The Integrator of the Year article is one of Commercial Integrator‘s signature annual cover stories — and has been ever since we chose AVI-SPL as our inaugural 2011 Integrator of the Year.
We do recognize great integration firms. But the point of Integrator of the Year isn’t directly to name the “best” firm.
Instead, we’re trying to point to a company that in some way is changing the industry.
Some years the choice is obvious and 2011 is a great example.
Our biggest challenge, as a brand new publication, was getting the folks at AVI-SPL to talk to us. You can’t blame them. “Commercial Integrator” sounds like a competing integration firm.
We ended up landing the interview with CEO John Zettel in June of 2011 and we were as impressed as we thought we might be.
We held the interview, more or less, so we could debut it in our very first Integrator of the Year feature in December.

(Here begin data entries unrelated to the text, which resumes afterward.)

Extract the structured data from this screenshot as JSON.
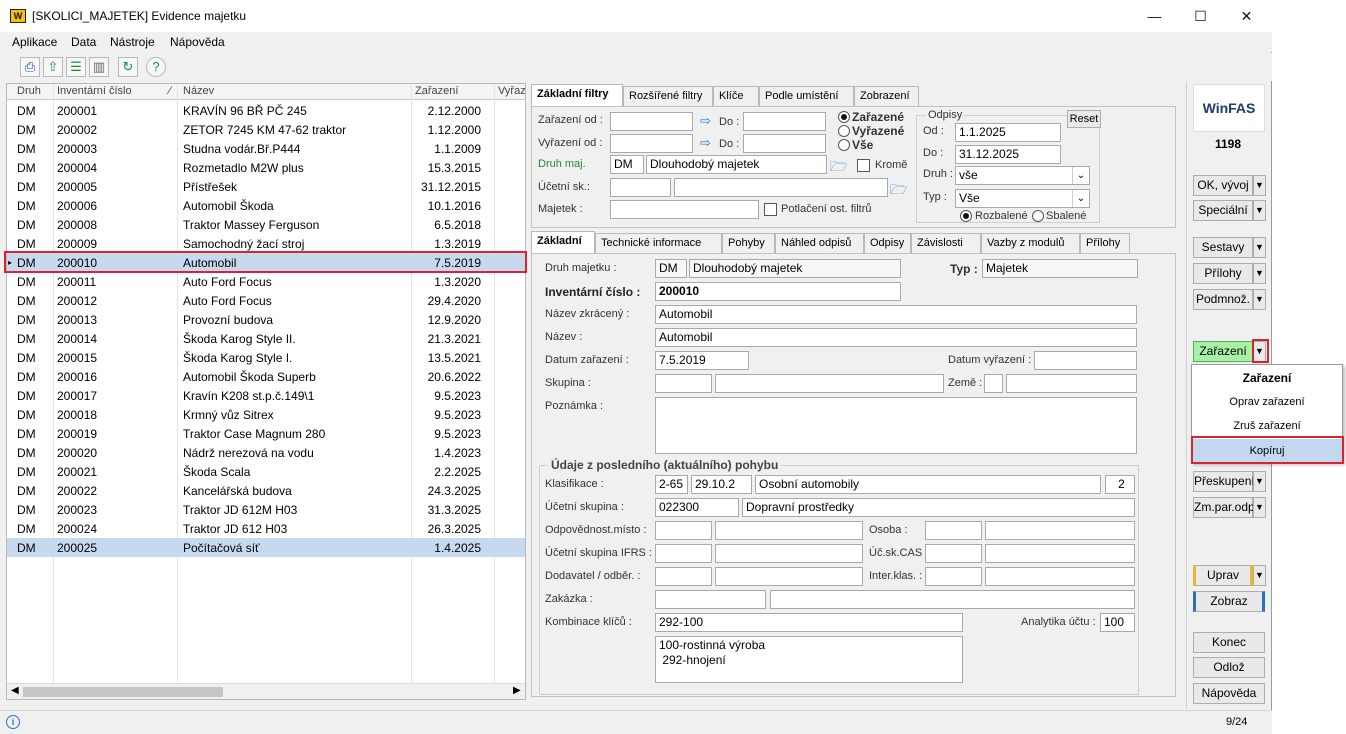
{
  "window": {
    "title": "[SKOLICI_MAJETEK] Evidence majetku",
    "logo": "W",
    "minimize": "—",
    "maximize": "☐",
    "close": "✕"
  },
  "menu": [
    "Aplikace",
    "Data",
    "Nástroje",
    "Nápověda"
  ],
  "toolbar_icons": [
    "printer-icon",
    "export-icon",
    "list-icon",
    "columns-icon",
    "refresh-icon",
    "help-icon"
  ],
  "grid": {
    "headers": {
      "druh": "Druh",
      "inv": "Inventární číslo",
      "nazev": "Název",
      "zar": "Zařazení",
      "vyr": "Vyřaz"
    },
    "rows": [
      {
        "druh": "DM",
        "inv": "200001",
        "nazev": "KRAVÍN 96 BŘ PČ 245",
        "zar": "2.12.2000"
      },
      {
        "druh": "DM",
        "inv": "200002",
        "nazev": "ZETOR 7245 KM 47-62 traktor",
        "zar": "1.12.2000"
      },
      {
        "druh": "DM",
        "inv": "200003",
        "nazev": "Studna vodár.Bř.P444",
        "zar": "1.1.2009"
      },
      {
        "druh": "DM",
        "inv": "200004",
        "nazev": "Rozmetadlo M2W plus",
        "zar": "15.3.2015"
      },
      {
        "druh": "DM",
        "inv": "200005",
        "nazev": "Přístřešek",
        "zar": "31.12.2015"
      },
      {
        "druh": "DM",
        "inv": "200006",
        "nazev": "Automobil Škoda",
        "zar": "10.1.2016"
      },
      {
        "druh": "DM",
        "inv": "200008",
        "nazev": "Traktor Massey Ferguson",
        "zar": "6.5.2018"
      },
      {
        "druh": "DM",
        "inv": "200009",
        "nazev": "Samochodný žací stroj",
        "zar": "1.3.2019"
      },
      {
        "druh": "DM",
        "inv": "200010",
        "nazev": "Automobil",
        "zar": "7.5.2019"
      },
      {
        "druh": "DM",
        "inv": "200011",
        "nazev": "Auto Ford Focus",
        "zar": "1.3.2020"
      },
      {
        "druh": "DM",
        "inv": "200012",
        "nazev": "Auto Ford Focus",
        "zar": "29.4.2020"
      },
      {
        "druh": "DM",
        "inv": "200013",
        "nazev": "Provozní budova",
        "zar": "12.9.2020"
      },
      {
        "druh": "DM",
        "inv": "200014",
        "nazev": "Škoda Karog Style II.",
        "zar": "21.3.2021"
      },
      {
        "druh": "DM",
        "inv": "200015",
        "nazev": "Škoda Karog Style I.",
        "zar": "13.5.2021"
      },
      {
        "druh": "DM",
        "inv": "200016",
        "nazev": "Automobil Škoda Superb",
        "zar": "20.6.2022"
      },
      {
        "druh": "DM",
        "inv": "200017",
        "nazev": "Kravín K208 st.p.č.149\\1",
        "zar": "9.5.2023"
      },
      {
        "druh": "DM",
        "inv": "200018",
        "nazev": "Krmný vůz Sitrex",
        "zar": "9.5.2023"
      },
      {
        "druh": "DM",
        "inv": "200019",
        "nazev": "Traktor Case Magnum 280",
        "zar": "9.5.2023"
      },
      {
        "druh": "DM",
        "inv": "200020",
        "nazev": "Nádrž nerezová na vodu",
        "zar": "1.4.2023"
      },
      {
        "druh": "DM",
        "inv": "200021",
        "nazev": "Škoda Scala",
        "zar": "2.2.2025"
      },
      {
        "druh": "DM",
        "inv": "200022",
        "nazev": "Kancelářská budova",
        "zar": "24.3.2025"
      },
      {
        "druh": "DM",
        "inv": "200023",
        "nazev": "Traktor JD 612M H03",
        "zar": "31.3.2025"
      },
      {
        "druh": "DM",
        "inv": "200024",
        "nazev": "Traktor JD 612 H03",
        "zar": "26.3.2025"
      },
      {
        "druh": "DM",
        "inv": "200025",
        "nazev": "Počítačová síť",
        "zar": "1.4.2025"
      }
    ]
  },
  "filter_tabs": [
    "Základní filtry",
    "Rozšířené filtry",
    "Klíče",
    "Podle umístění",
    "Zobrazení"
  ],
  "filters": {
    "zar_od": "Zařazení od :",
    "vyr_od": "Vyřazení od :",
    "do": "Do :",
    "druh_maj": "Druh maj.",
    "druh_code": "DM",
    "druh_name": "Dlouhodobý majetek",
    "krome": "Kromě",
    "ucetni_sk": "Účetní sk.:",
    "majetek": "Majetek :",
    "potlaceni": "Potlačení ost. filtrů",
    "radio_zarazene": "Zařazené",
    "radio_vyrazene": "Vyřazené",
    "radio_vse": "Vše",
    "odpisy_title": "Odpisy",
    "reset": "Reset",
    "od_label": "Od :",
    "od_value": "1.1.2025",
    "do_label": "Do :",
    "do_value": "31.12.2025",
    "druh_label": "Druh :",
    "druh_value": "vše",
    "typ_label": "Typ :",
    "typ_value": "Vše",
    "rozbalene": "Rozbalené",
    "sbalene": "Sbalené"
  },
  "detail_tabs": [
    "Základní",
    "Technické informace",
    "Pohyby",
    "Náhled odpisů",
    "Odpisy",
    "Závislosti",
    "Vazby z modulů",
    "Přílohy"
  ],
  "detail": {
    "druh_label": "Druh majetku :",
    "druh_code": "DM",
    "druh_name": "Dlouhodobý majetek",
    "typ_label": "Typ :",
    "typ_value": "Majetek",
    "inv_label": "Inventární číslo :",
    "inv_value": "200010",
    "nazev_zkr_label": "Název zkrácený :",
    "nazev_zkr_value": "Automobil",
    "nazev_label": "Název :",
    "nazev_value": "Automobil",
    "datum_zar_label": "Datum zařazení :",
    "datum_zar_value": "7.5.2019",
    "datum_vyr_label": "Datum vyřazení :",
    "skupina_label": "Skupina :",
    "zeme_label": "Země :",
    "poznamka_label": "Poznámka :",
    "pohyb_title": "Údaje z posledního (aktuálního) pohybu",
    "klas_label": "Klasifikace :",
    "klas_code": "2-65",
    "klas_sub": "29.10.2",
    "klas_name": "Osobní automobily",
    "klas_num": "2",
    "ucet_sk_label": "Účetní skupina :",
    "ucet_sk_code": "022300",
    "ucet_sk_name": "Dopravní prostředky",
    "odp_misto_label": "Odpovědnost.místo :",
    "osoba_label": "Osoba :",
    "ifrs_label": "Účetní skupina IFRS :",
    "cas_label": "Úč.sk.CAS :",
    "dodavatel_label": "Dodavatel / odběr. :",
    "inter_label": "Inter.klas. :",
    "zakazka_label": "Zakázka :",
    "kombinace_label": "Kombinace klíčů :",
    "kombinace_value": "292-100",
    "analytika_label": "Analytika účtu :",
    "analytika_value": "100",
    "keys_line1": "100-rostinná výroba",
    "keys_line2": " 292-hnojení"
  },
  "right": {
    "brand": "WinFAS",
    "count": "1198",
    "ok": "OK, vývoj",
    "specialni": "Speciální",
    "sestavy": "Sestavy",
    "prilohy": "Přílohy",
    "podmnoz": "Podmnož.",
    "zarazeni": "Zařazení",
    "preskupeni": "Přeskupení",
    "zmparodp": "Zm.par.odp",
    "uprav": "Uprav",
    "zobraz": "Zobraz",
    "konec": "Konec",
    "odloz": "Odlož",
    "napoveda": "Nápověda"
  },
  "popup": [
    "Zařazení",
    "Oprav zařazení",
    "Zruš zařazení",
    "Kopíruj"
  ],
  "status": {
    "info": "i",
    "page": "9/24"
  },
  "colors": {
    "selected_row": "#c6d9ef",
    "highlight": "#d9232e",
    "zarazeni_btn": "#a8f0a8",
    "popup_selected": "#c3d7ee"
  }
}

The choice was pretty easy in 2016. That was the year in which Diversified changed the dynamic at the top of the industry.
In February, the New Jersey-based integration firm added to its capabilities in the southeastern U.S. and around the world by acquiring Technical Innovation, a move that allowed Diversified to leapfrog Whitlock and become the second-largest integrator.
That was followed by two smaller acquisitions — The Systems Group in March and Media Management in November.
By the Numbers
1 — That’s the number of Integrator of the Year selections that are no longer in business.
In 2012 Commercial Integrator selected Applied Visual Communication in large part because of its focus on working with InfoComm International (now AVIXA) on standardization, something we projected to be extremely important going forward.
5 — That’s how many integration firms that we’d categorize as large.
It’s clear that we need to focus on incorporating more of the small- and medium-sized integration firms that are setting a new bar with innovative business models.
1 — We’ve done this many “conceptual” covers. In 2017 we chose the “mega-integrator” as a nod to the private equity money that has led to a hyper state of mergers and acquisitions.